Probably the most popular question used on Christians who are sharing the gospel is, “So what will happen to the people in Africa who never heard the gospel?” Is the Christian obligated to answer this when it is obviously used to stall the conversation? I say no. Thus, I often respond in this kind way: “That’s a good question, but right now I’m talking to someone who is hearing a presentation of the Christian gospel. How about if I answer that question once we’re done with the topic at hand?” The person is usually fine with my response, as I have recognized the legitimacy of the question and am not disqualifying it; all I am doing is delaying the answer. It seems fair to finish the conversation at hand before introducing any new topics. Keeping the topic focused prevents a premature punt.

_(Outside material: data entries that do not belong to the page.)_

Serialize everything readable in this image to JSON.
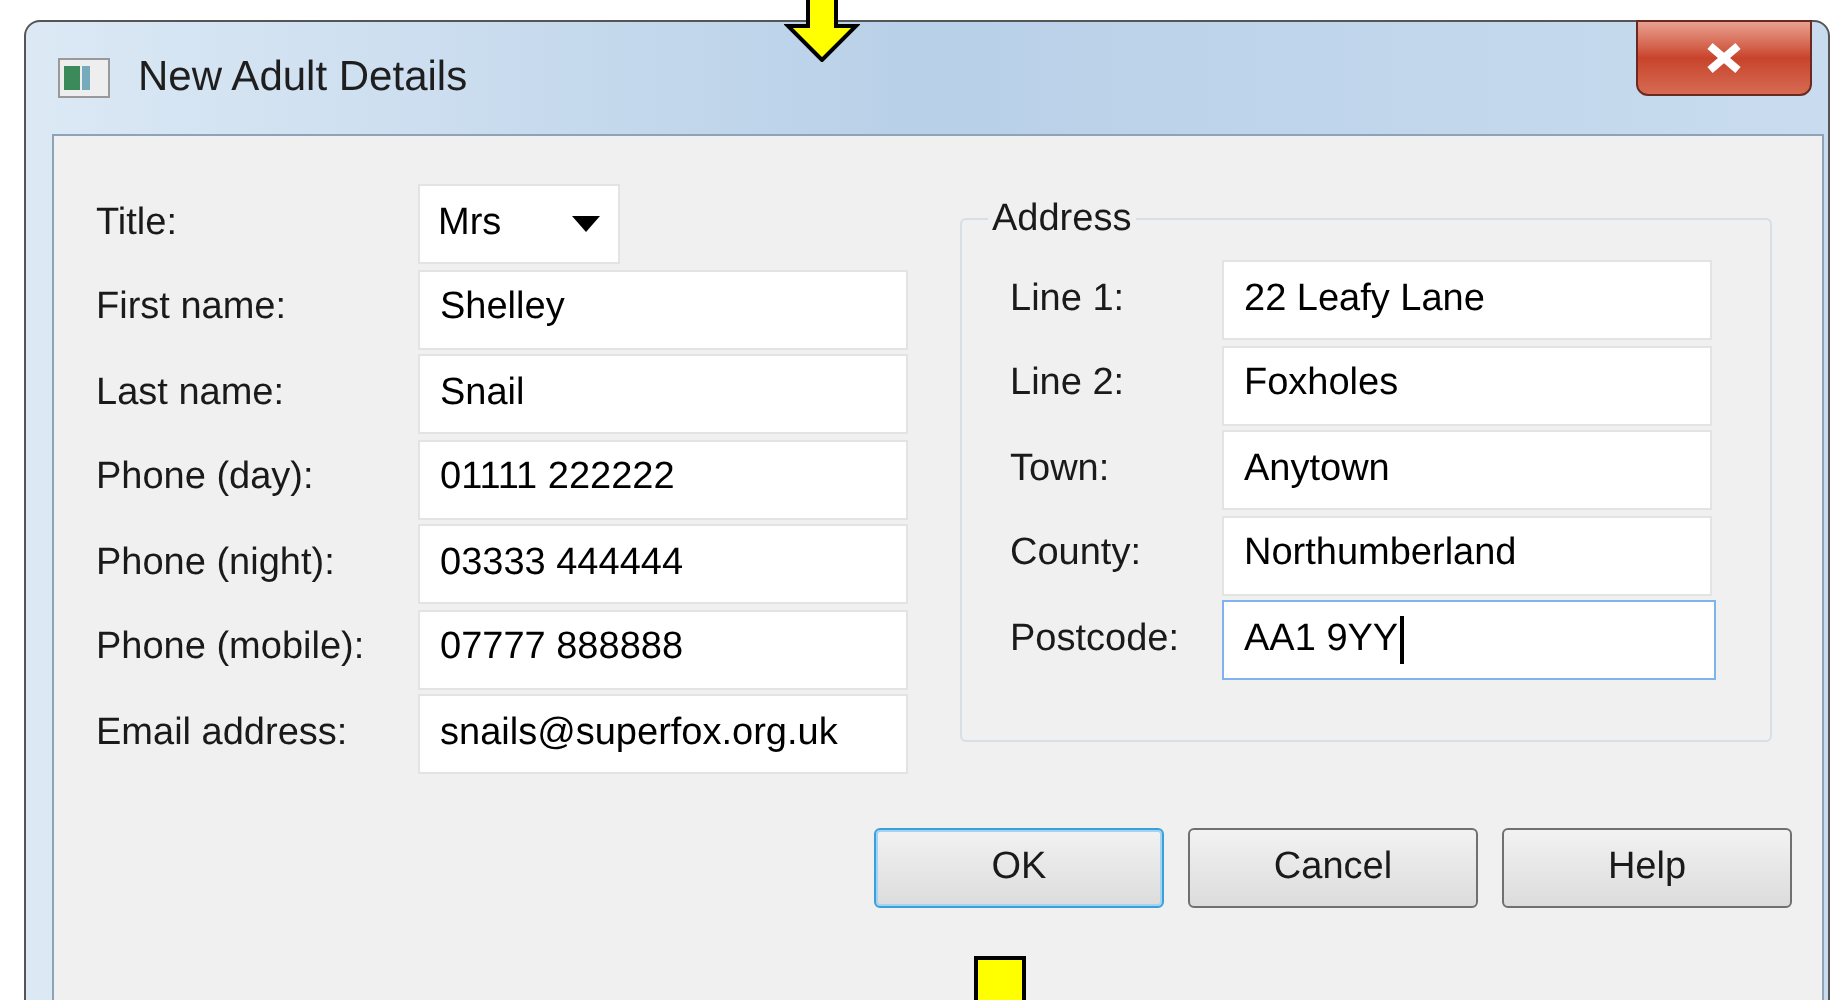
{
  "window": {
    "title": "New Adult Details"
  },
  "title_field": {
    "label": "Title:",
    "value": "Mrs"
  },
  "person_fields": [
    {
      "label": "First name:",
      "value": "Shelley",
      "focused": false
    },
    {
      "label": "Last name:",
      "value": "Snail",
      "focused": false
    },
    {
      "label": "Phone (day):",
      "value": "01111 222222",
      "focused": false
    },
    {
      "label": "Phone (night):",
      "value": "03333 444444",
      "focused": false
    },
    {
      "label": "Phone (mobile):",
      "value": "07777 888888",
      "focused": false
    },
    {
      "label": "Email address:",
      "value": "snails@superfox.org.uk",
      "focused": false
    }
  ],
  "address": {
    "title": "Address",
    "fields": [
      {
        "label": "Line 1:",
        "value": "22 Leafy Lane",
        "focused": false
      },
      {
        "label": "Line 2:",
        "value": "Foxholes",
        "focused": false
      },
      {
        "label": "Town:",
        "value": "Anytown",
        "focused": false
      },
      {
        "label": "County:",
        "value": "Northumberland",
        "focused": false
      },
      {
        "label": "Postcode:",
        "value": "AA1 9YY",
        "focused": true
      }
    ]
  },
  "buttons": [
    {
      "label": "OK",
      "default": true
    },
    {
      "label": "Cancel",
      "default": false
    },
    {
      "label": "Help",
      "default": false
    }
  ]
}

Another important strategy is making sure you ask questions without sounding like you are accusing the other person. The Christian who comes across as mean-spirited will lose every time. And it’s vital for the believer to listen to the answers. If we don’t come across as caring, most people who are feeling attacked will dig into their defensive position and not listen to any reasoning, no matter how sound it might be.

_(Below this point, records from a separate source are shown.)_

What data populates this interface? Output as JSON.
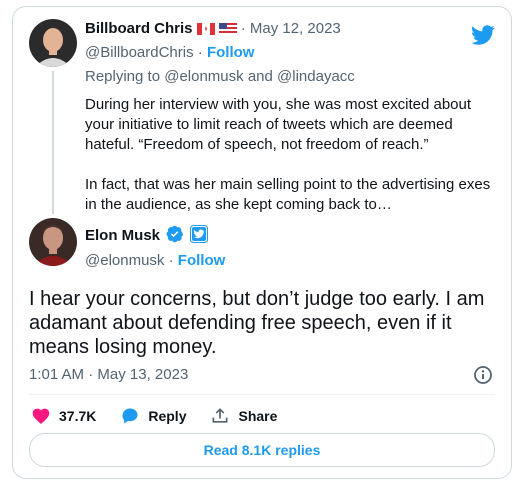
{
  "reply_tweet": {
    "author_name": "Billboard Chris",
    "flags": [
      "canada-flag",
      "usa-flag"
    ],
    "separator": "·",
    "date": "May 12, 2023",
    "handle": "@BillboardChris",
    "follow_label": "Follow",
    "replying_prefix": "Replying to",
    "replying_user1": "@elonmusk",
    "replying_and": "and",
    "replying_user2": "@lindayacc",
    "body": "During her interview with you, she was most excited about your initiative to limit reach of tweets which are deemed hateful. “Freedom of speech, not freedom of reach.”\n\nIn fact, that was her main selling point to the advertising exes in the audience, as she kept coming back to…"
  },
  "main_tweet": {
    "author_name": "Elon Musk",
    "verified_icon": "verified-badge-icon",
    "affiliate_icon": "twitter-affiliate-icon",
    "handle": "@elonmusk",
    "separator": "·",
    "follow_label": "Follow",
    "text": "I hear your concerns, but don’t judge too early. I am adamant about defending free speech, even if it means losing money.",
    "time": "1:01 AM",
    "date_sep": "·",
    "date": "May 13, 2023"
  },
  "actions": {
    "like_count": "37.7K",
    "reply_label": "Reply",
    "share_label": "Share"
  },
  "read_replies_label": "Read 8.1K replies",
  "colors": {
    "accent": "#1d9bf0",
    "like": "#f91880",
    "muted": "#536471",
    "text": "#0f1419",
    "border": "#cfd9de"
  }
}
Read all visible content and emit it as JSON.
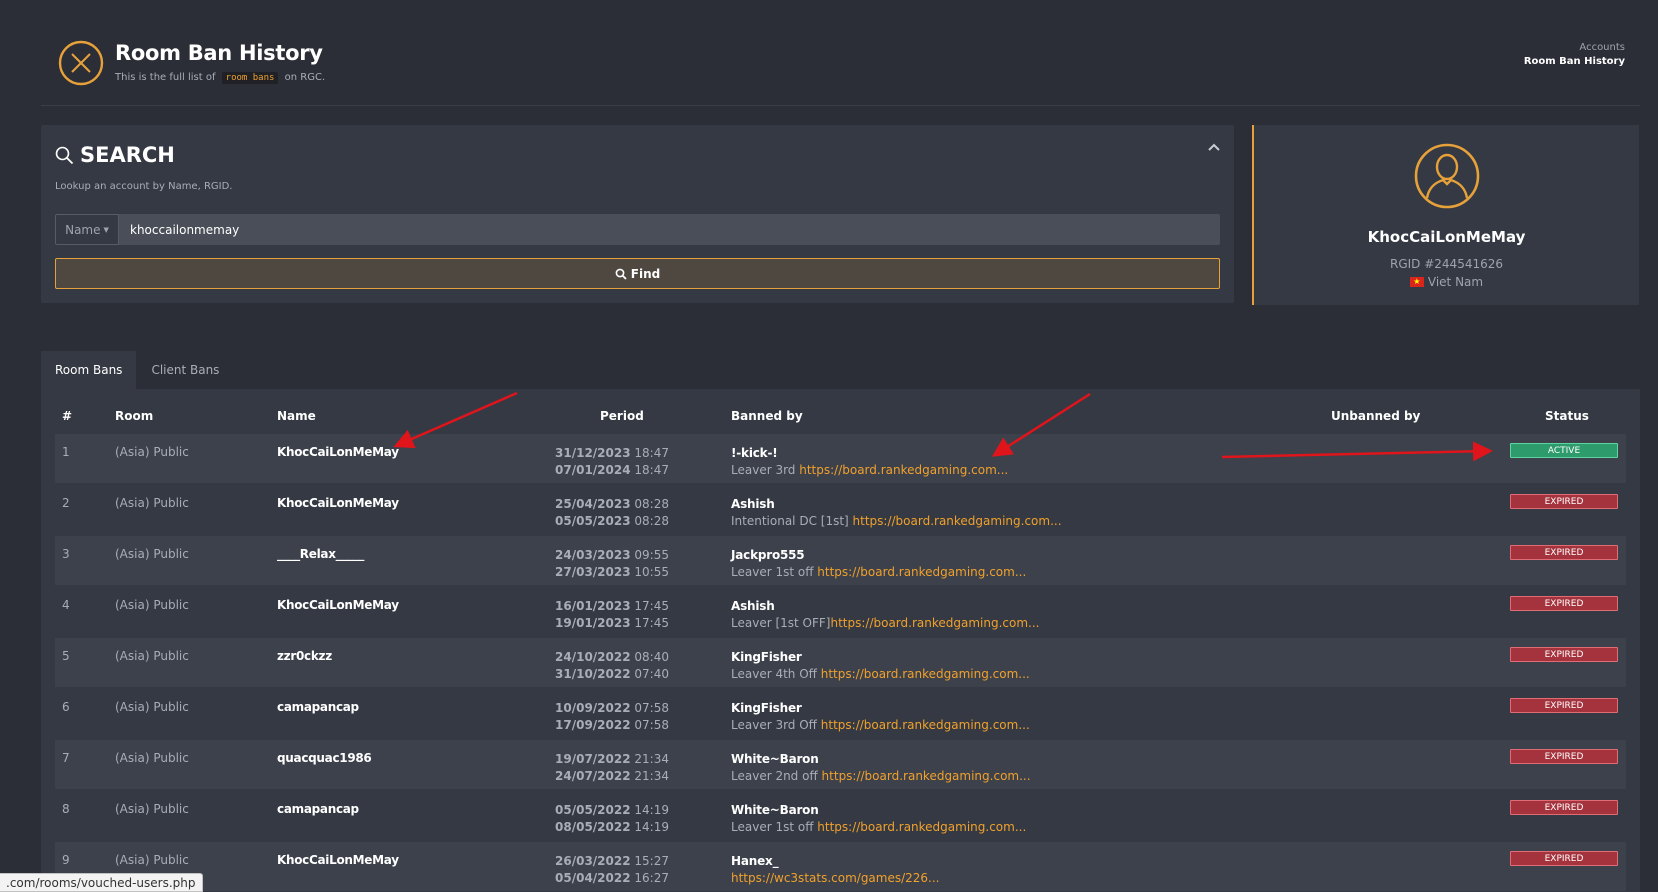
{
  "header": {
    "title": "Room Ban History",
    "subtitle_before": "This is the full list of",
    "subtitle_code": "room bans",
    "subtitle_after": "on RGC.",
    "breadcrumb_parent": "Accounts",
    "breadcrumb_current": "Room Ban History"
  },
  "search": {
    "title": "SEARCH",
    "description": "Lookup an account by Name, RGID.",
    "select_label": "Name",
    "input_value": "khoccailonmemay",
    "find_label": "Find"
  },
  "profile": {
    "name": "KhocCaiLonMeMay",
    "rgid": "RGID #244541626",
    "country": "Viet Nam"
  },
  "tabs": [
    {
      "label": "Room Bans",
      "active": true
    },
    {
      "label": "Client Bans",
      "active": false
    }
  ],
  "table": {
    "columns": {
      "num": "#",
      "room": "Room",
      "name": "Name",
      "period": "Period",
      "banned_by": "Banned by",
      "unbanned_by": "Unbanned by",
      "status": "Status"
    },
    "rows": [
      {
        "num": "1",
        "room": "(Asia) Public",
        "name": "KhocCaiLonMeMay",
        "start_date": "31/12/2023",
        "start_time": "18:47",
        "end_date": "07/01/2024",
        "end_time": "18:47",
        "banned_by": "!-kick-!",
        "reason": "Leaver 3rd ",
        "link": "https://board.rankedgaming.com...",
        "unbanned_by": "",
        "status": "ACTIVE"
      },
      {
        "num": "2",
        "room": "(Asia) Public",
        "name": "KhocCaiLonMeMay",
        "start_date": "25/04/2023",
        "start_time": "08:28",
        "end_date": "05/05/2023",
        "end_time": "08:28",
        "banned_by": "Ashish",
        "reason": "Intentional DC [1st] ",
        "link": "https://board.rankedgaming.com...",
        "unbanned_by": "",
        "status": "EXPIRED"
      },
      {
        "num": "3",
        "room": "(Asia) Public",
        "name": "____Relax_____",
        "start_date": "24/03/2023",
        "start_time": "09:55",
        "end_date": "27/03/2023",
        "end_time": "10:55",
        "banned_by": "Jackpro555",
        "reason": "Leaver 1st off ",
        "link": "https://board.rankedgaming.com...",
        "unbanned_by": "",
        "status": "EXPIRED"
      },
      {
        "num": "4",
        "room": "(Asia) Public",
        "name": "KhocCaiLonMeMay",
        "start_date": "16/01/2023",
        "start_time": "17:45",
        "end_date": "19/01/2023",
        "end_time": "17:45",
        "banned_by": "Ashish",
        "reason": "Leaver [1st OFF]",
        "link": "https://board.rankedgaming.com...",
        "unbanned_by": "",
        "status": "EXPIRED"
      },
      {
        "num": "5",
        "room": "(Asia) Public",
        "name": "zzr0ckzz",
        "start_date": "24/10/2022",
        "start_time": "08:40",
        "end_date": "31/10/2022",
        "end_time": "07:40",
        "banned_by": "KingFisher",
        "reason": "Leaver 4th Off ",
        "link": "https://board.rankedgaming.com...",
        "unbanned_by": "",
        "status": "EXPIRED"
      },
      {
        "num": "6",
        "room": "(Asia) Public",
        "name": "camapancap",
        "start_date": "10/09/2022",
        "start_time": "07:58",
        "end_date": "17/09/2022",
        "end_time": "07:58",
        "banned_by": "KingFisher",
        "reason": "Leaver 3rd Off ",
        "link": "https://board.rankedgaming.com...",
        "unbanned_by": "",
        "status": "EXPIRED"
      },
      {
        "num": "7",
        "room": "(Asia) Public",
        "name": "quacquac1986",
        "start_date": "19/07/2022",
        "start_time": "21:34",
        "end_date": "24/07/2022",
        "end_time": "21:34",
        "banned_by": "White~Baron",
        "reason": "Leaver 2nd off ",
        "link": "https://board.rankedgaming.com...",
        "unbanned_by": "",
        "status": "EXPIRED"
      },
      {
        "num": "8",
        "room": "(Asia) Public",
        "name": "camapancap",
        "start_date": "05/05/2022",
        "start_time": "14:19",
        "end_date": "08/05/2022",
        "end_time": "14:19",
        "banned_by": "White~Baron",
        "reason": "Leaver 1st off ",
        "link": "https://board.rankedgaming.com...",
        "unbanned_by": "",
        "status": "EXPIRED"
      },
      {
        "num": "9",
        "room": "(Asia) Public",
        "name": "KhocCaiLonMeMay",
        "start_date": "26/03/2022",
        "start_time": "15:27",
        "end_date": "05/04/2022",
        "end_time": "16:27",
        "banned_by": "Hanex_",
        "reason": "",
        "link": "https://wc3stats.com/games/226...",
        "unbanned_by": "",
        "status": "EXPIRED"
      }
    ]
  },
  "browser_status_url": ".com/rooms/vouched-users.php",
  "colors": {
    "accent": "#e6a13a",
    "link": "#f0a12c",
    "active": "#2e9b6c",
    "expired": "#a5333d",
    "annotation_arrow": "#e0141b"
  }
}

A good example of this was illustrated in a recent issue of Christianity Today.[6] Rosaria Champagne Butterfield, a university professor of English and women’s studies who was once a self-admitted “radical”/“leftist” lesbian, was “tired of students who seemed to believe that ‘knowing Jesus’ meant knowing little else. Christians in particular were bad readers.…Stupid. Pointless. Menacing. That’s what I thought of Christians and their god Jesus.”

In 1997, Butterfield wrote a local newspaper article arguing against the Christian men’s group Promise Keepers. She received so many letters—both positive and negative—that she ended up putting two empty boxes on her desk to sort the responses. She writes, “But one letter I received defied my filing system. It was from the pastor of the Syracuse Reformed Presbyterian Church. It was a kind and inquiring letter.” Pastor Ken Smith encouraged her to consider questions such as: How did you arrive at your interpretations? How do you know that you are right? Do you believe in God?

According to Butterfield, this letter was different from the others who were against her view because the pastor “didn’t argue with my article; rather, he asked me to defend the presuppositions that undergirded it.” Although she initially threw the letter away, she later took it out of the trash and allowed it to sit on her desk, “confronting me with the worldview divide that demanded a response.” Butterfield ended up becoming friends with this pastor and his wife. The positive results did not take place overnight. However, a simple letter that asked legitimate questions ended up completely rocking the professor’s world, causing her eventually to leave her homosexual lifestyle and embrace biblical Christianity.

Will every evangelism encounter that utilizes questions like these always have a happy ending? By no means! However, I have found that it is better to be invited into the backyard of potential believers for a friendly conversation rather than pounding on their doors in a demanding way. What are some ways that you might be able to use this strategy the next time you share your faith?

For more articles on Evangelism, click here.


[1] Tactics: A Game Plan for Discussing Your Christian Convictions (Grand Rapids: Zondervan, 2009), 24.

[2] Ibid., 48.

[3] This is why Bill McKeever and I decided to start each chapter of our book Answering Mormons’ Questions (Grand Rapids: Kregel, 2012) with three or four possible “response questions.” Clarifying the mindset of a Latter-day Saint is crucial if the Christian hopes to formulate a reasonable answer.

[4] Evangelism Explosion, 4th ed. (Carol Stream, IL: Tyndale, 1996).

[5] Hell’s Best Kept Secret (New Kensington, PA: Whitaker House, 1989).

[6] “My Train Wreck Conversion,” Christianity Today, January/February 2013, 111–12.